Manager of European Packaging and Translations, XYZ Inc.

  • 52 years old, married, three children
  • Has a degree in electrical engineering and an MBA
  • Originally from the Netherlands
  • Lived in the U.S. while working on MBA
  • Worked briefly at two other companies before XYZ
  • Has been managing translations for this $2 billion/year company for 15 years
  • Works in the Netherlands, in charge of a department responsible for localizing products for Europe, Africa, and Middle East 

” We need to think of the preparation of products for markets outside the U.S. the way we would think of setting up a new manufacturing process or line.”

XYZ company is currently translating its user information into FIGS (French, Italian, German, and Spanish), and adding paper manuals to packages. The sales group wants to expand into the potentially lucrative Eastern European market, especially Russia.

Maarten’s boss, the VP of European operations, is afraid the additional translations will add too much to the cost of the product, and mean that he needs to either inventory multiple configurations of the product or invest in potentially expensive new packaging.
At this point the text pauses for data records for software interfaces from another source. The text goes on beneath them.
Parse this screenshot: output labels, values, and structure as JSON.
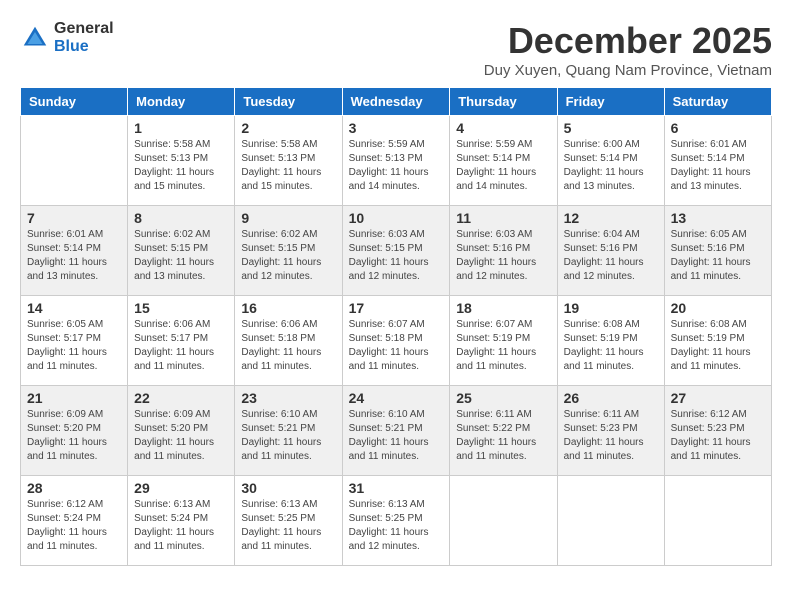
{
  "logo": {
    "general": "General",
    "blue": "Blue"
  },
  "title": "December 2025",
  "location": "Duy Xuyen, Quang Nam Province, Vietnam",
  "weekdays": [
    "Sunday",
    "Monday",
    "Tuesday",
    "Wednesday",
    "Thursday",
    "Friday",
    "Saturday"
  ],
  "weeks": [
    [
      {
        "day": "",
        "info": ""
      },
      {
        "day": "1",
        "info": "Sunrise: 5:58 AM\nSunset: 5:13 PM\nDaylight: 11 hours\nand 15 minutes."
      },
      {
        "day": "2",
        "info": "Sunrise: 5:58 AM\nSunset: 5:13 PM\nDaylight: 11 hours\nand 15 minutes."
      },
      {
        "day": "3",
        "info": "Sunrise: 5:59 AM\nSunset: 5:13 PM\nDaylight: 11 hours\nand 14 minutes."
      },
      {
        "day": "4",
        "info": "Sunrise: 5:59 AM\nSunset: 5:14 PM\nDaylight: 11 hours\nand 14 minutes."
      },
      {
        "day": "5",
        "info": "Sunrise: 6:00 AM\nSunset: 5:14 PM\nDaylight: 11 hours\nand 13 minutes."
      },
      {
        "day": "6",
        "info": "Sunrise: 6:01 AM\nSunset: 5:14 PM\nDaylight: 11 hours\nand 13 minutes."
      }
    ],
    [
      {
        "day": "7",
        "info": "Sunrise: 6:01 AM\nSunset: 5:14 PM\nDaylight: 11 hours\nand 13 minutes."
      },
      {
        "day": "8",
        "info": "Sunrise: 6:02 AM\nSunset: 5:15 PM\nDaylight: 11 hours\nand 13 minutes."
      },
      {
        "day": "9",
        "info": "Sunrise: 6:02 AM\nSunset: 5:15 PM\nDaylight: 11 hours\nand 12 minutes."
      },
      {
        "day": "10",
        "info": "Sunrise: 6:03 AM\nSunset: 5:15 PM\nDaylight: 11 hours\nand 12 minutes."
      },
      {
        "day": "11",
        "info": "Sunrise: 6:03 AM\nSunset: 5:16 PM\nDaylight: 11 hours\nand 12 minutes."
      },
      {
        "day": "12",
        "info": "Sunrise: 6:04 AM\nSunset: 5:16 PM\nDaylight: 11 hours\nand 12 minutes."
      },
      {
        "day": "13",
        "info": "Sunrise: 6:05 AM\nSunset: 5:16 PM\nDaylight: 11 hours\nand 11 minutes."
      }
    ],
    [
      {
        "day": "14",
        "info": "Sunrise: 6:05 AM\nSunset: 5:17 PM\nDaylight: 11 hours\nand 11 minutes."
      },
      {
        "day": "15",
        "info": "Sunrise: 6:06 AM\nSunset: 5:17 PM\nDaylight: 11 hours\nand 11 minutes."
      },
      {
        "day": "16",
        "info": "Sunrise: 6:06 AM\nSunset: 5:18 PM\nDaylight: 11 hours\nand 11 minutes."
      },
      {
        "day": "17",
        "info": "Sunrise: 6:07 AM\nSunset: 5:18 PM\nDaylight: 11 hours\nand 11 minutes."
      },
      {
        "day": "18",
        "info": "Sunrise: 6:07 AM\nSunset: 5:19 PM\nDaylight: 11 hours\nand 11 minutes."
      },
      {
        "day": "19",
        "info": "Sunrise: 6:08 AM\nSunset: 5:19 PM\nDaylight: 11 hours\nand 11 minutes."
      },
      {
        "day": "20",
        "info": "Sunrise: 6:08 AM\nSunset: 5:19 PM\nDaylight: 11 hours\nand 11 minutes."
      }
    ],
    [
      {
        "day": "21",
        "info": "Sunrise: 6:09 AM\nSunset: 5:20 PM\nDaylight: 11 hours\nand 11 minutes."
      },
      {
        "day": "22",
        "info": "Sunrise: 6:09 AM\nSunset: 5:20 PM\nDaylight: 11 hours\nand 11 minutes."
      },
      {
        "day": "23",
        "info": "Sunrise: 6:10 AM\nSunset: 5:21 PM\nDaylight: 11 hours\nand 11 minutes."
      },
      {
        "day": "24",
        "info": "Sunrise: 6:10 AM\nSunset: 5:21 PM\nDaylight: 11 hours\nand 11 minutes."
      },
      {
        "day": "25",
        "info": "Sunrise: 6:11 AM\nSunset: 5:22 PM\nDaylight: 11 hours\nand 11 minutes."
      },
      {
        "day": "26",
        "info": "Sunrise: 6:11 AM\nSunset: 5:23 PM\nDaylight: 11 hours\nand 11 minutes."
      },
      {
        "day": "27",
        "info": "Sunrise: 6:12 AM\nSunset: 5:23 PM\nDaylight: 11 hours\nand 11 minutes."
      }
    ],
    [
      {
        "day": "28",
        "info": "Sunrise: 6:12 AM\nSunset: 5:24 PM\nDaylight: 11 hours\nand 11 minutes."
      },
      {
        "day": "29",
        "info": "Sunrise: 6:13 AM\nSunset: 5:24 PM\nDaylight: 11 hours\nand 11 minutes."
      },
      {
        "day": "30",
        "info": "Sunrise: 6:13 AM\nSunset: 5:25 PM\nDaylight: 11 hours\nand 11 minutes."
      },
      {
        "day": "31",
        "info": "Sunrise: 6:13 AM\nSunset: 5:25 PM\nDaylight: 11 hours\nand 12 minutes."
      },
      {
        "day": "",
        "info": ""
      },
      {
        "day": "",
        "info": ""
      },
      {
        "day": "",
        "info": ""
      }
    ]
  ]
}
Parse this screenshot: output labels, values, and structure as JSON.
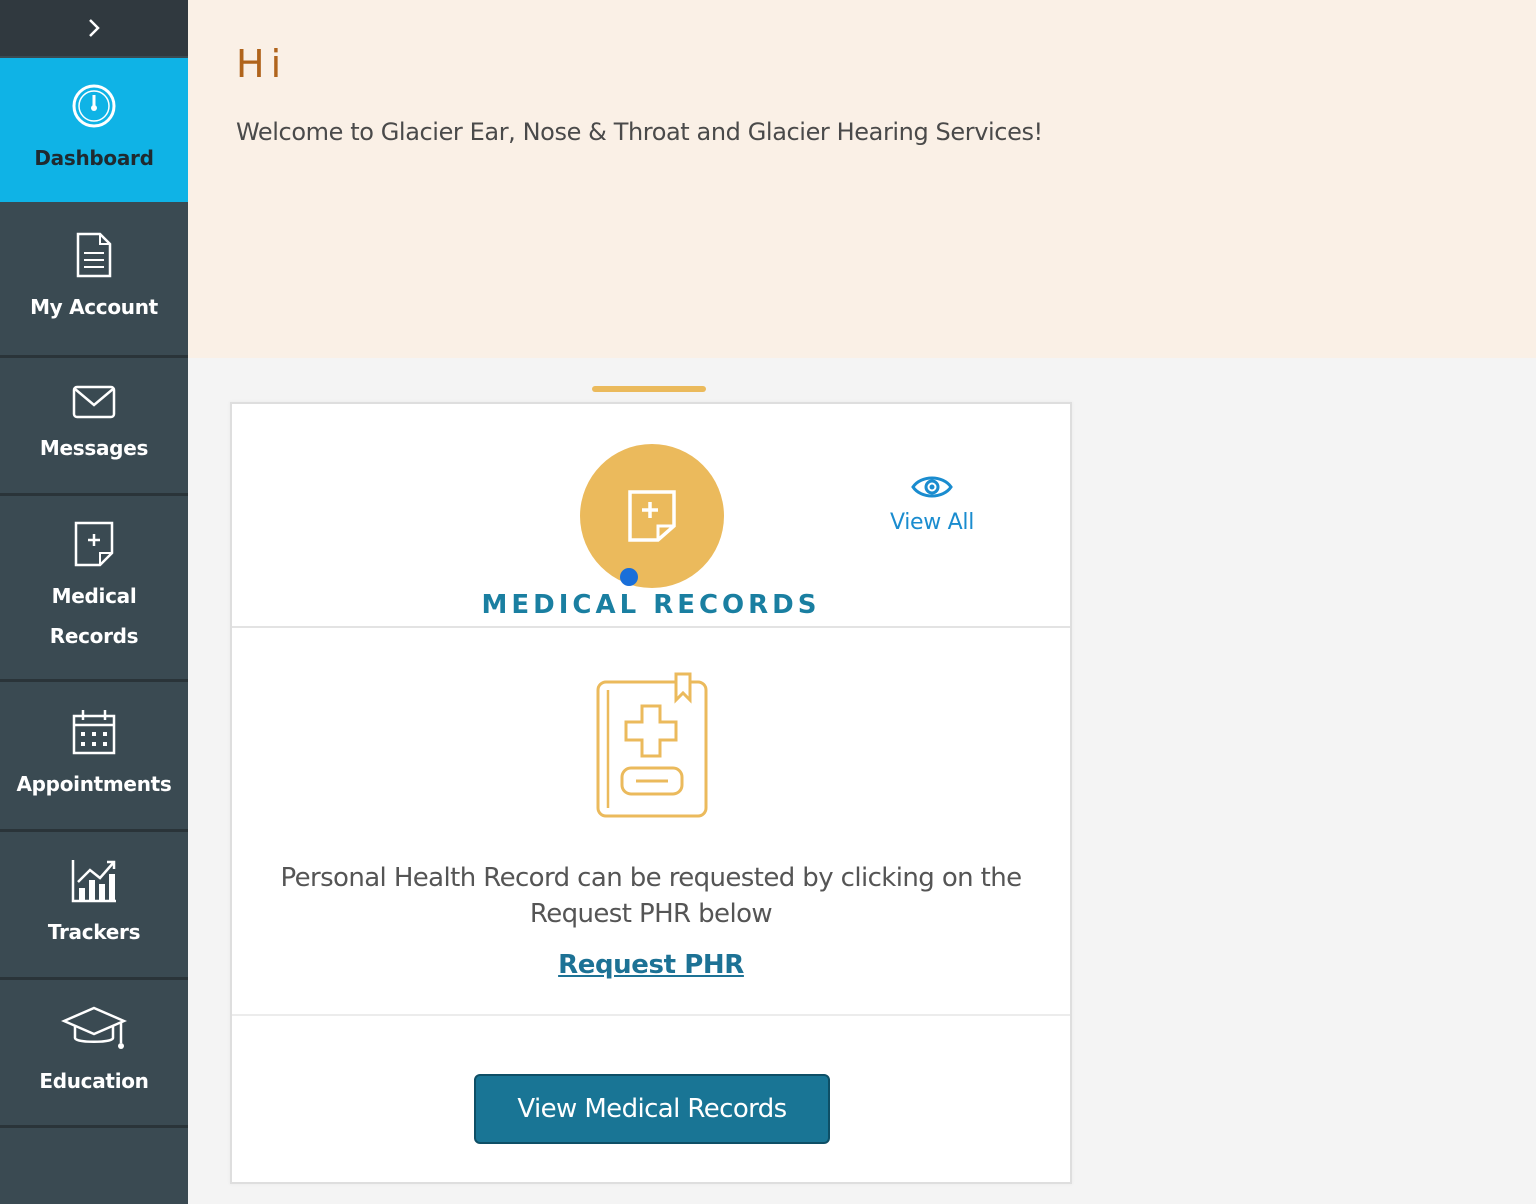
{
  "sidebar": {
    "items": [
      {
        "label": "Dashboard",
        "icon": "dashboard-gauge-icon",
        "active": true
      },
      {
        "label": "My Account",
        "icon": "document-icon"
      },
      {
        "label": "Messages",
        "icon": "envelope-icon"
      },
      {
        "label": "Medical Records",
        "icon": "medical-file-icon"
      },
      {
        "label": "Appointments",
        "icon": "calendar-icon"
      },
      {
        "label": "Trackers",
        "icon": "bar-chart-icon"
      },
      {
        "label": "Education",
        "icon": "graduation-cap-icon"
      }
    ]
  },
  "header": {
    "greeting": "Hi",
    "welcome": "Welcome to Glacier Ear, Nose & Throat and Glacier Hearing Services!"
  },
  "card": {
    "title": "MEDICAL RECORDS",
    "view_all": "View All",
    "info": "Personal Health Record can be requested by clicking on the Request PHR below",
    "request_link": "Request PHR",
    "button": "View Medical Records"
  },
  "colors": {
    "sidebar_bg": "#3a4a52",
    "active_item": "#0fb3e6",
    "header_bg": "#faf0e6",
    "accent_gold": "#ebba5c",
    "primary_blue": "#197595"
  }
}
He tasks Maarten with finding ways to reduce the cost of translations.

Maarten wants the writers of the English source to reduce the size of the manuals and quit making unnecessary stylistic changes, but they report up through a different management chain in R&D, whereas Maarten reports through European operations.

Key Attributes

  • Has been trained in Six Sigma methodology and focuses a lot on process
  • Is an engineer managing people trained primarily in the humanities
  • Took on translations as a logical adjunct to his packaging responsibilities
  • Recently attended LISA (Localization Industry Standards Association) conference, and is thinking of becoming a permanent member of LISA or TAUS


  • Manages group of 8 translator/project managers and 4 packaging engineers
  • Oversees vendor selection
  • Manages budget
  • Plans processes and tools

Informational Needs/Goals

  • Wants to know how other companies have handled English source to help translations
  • Has sales literature from content management vendor that mentions translation memory but didn’t explain how it worked; wants more information on that.

Scenario of Use: Maarten van Gelten

  1. While reviewing LISA’s website, Maarten notices an annotated link to the Society for Technical Communication. The annotations explain that STC is an organization for technical communicators, who produce source documents that are often translated. Remembering that he wants to make arguments to the VP of the group that writes the user materials, Maarten thinks maybe he’d find some insights here. He clicks to the STC site and notices the knowledge portal, so he clicks on it.
  2. Maarten glances over the main headings. He notes the one on standards and thinks he might want to look at that at some point. Based on the main headings he decides to look at management. As he glances through the subheadings, he doesn’t see much that looks very promising.
  3. Maarten types the word “translation” into the search box. This is more like it. He notes a number of topics that might be of interest, including Controlled English, content management systems, and ambiguity checkers. He heard about Controlled English in a LISA presentation, and so he glances through the list of articles about it in the STC portal. He can see the list, but when he tries to click, he gets a notice saying these are available to STC members and asking if he wants to become one. Maarten decides to find out if someone else in his company is already a member.
  4. Of special interest is a link titled Writing for Translation. Maarten is very excited that some companies have already done what he wants his to do. Some of the articles even list company names. He jots down those he has heard of, including one that has the name of the Director of Information Development.
  5. On the Writing for Translation page, Maarten finds a link to Minimalism, which sounds like exactly what he needs. He feels he has some good ideas to bring up to the VP of Development.
  6. During his next trip to the U.S., Maarten meets with the VP of Development and the Manager of Information Services about changes necessary to prepare to expand in Europe. Maarten explains the trend in translation costs and what he projects they will be as they add new languages unless something is done. He recommends that he and the manager of the writers work together on a business case for a content management system, and that they do a benchmarking phone call with the company whose name he’s written down. He also asks if the technical writers are already members of STC, saying that he found a lot of good information on the STC Knowledge Portal. A few of the writers already are members, but the Manager of Information Services is not. Maarten convinces the manager to join STC, in part to get access to the additional information available only to STC members.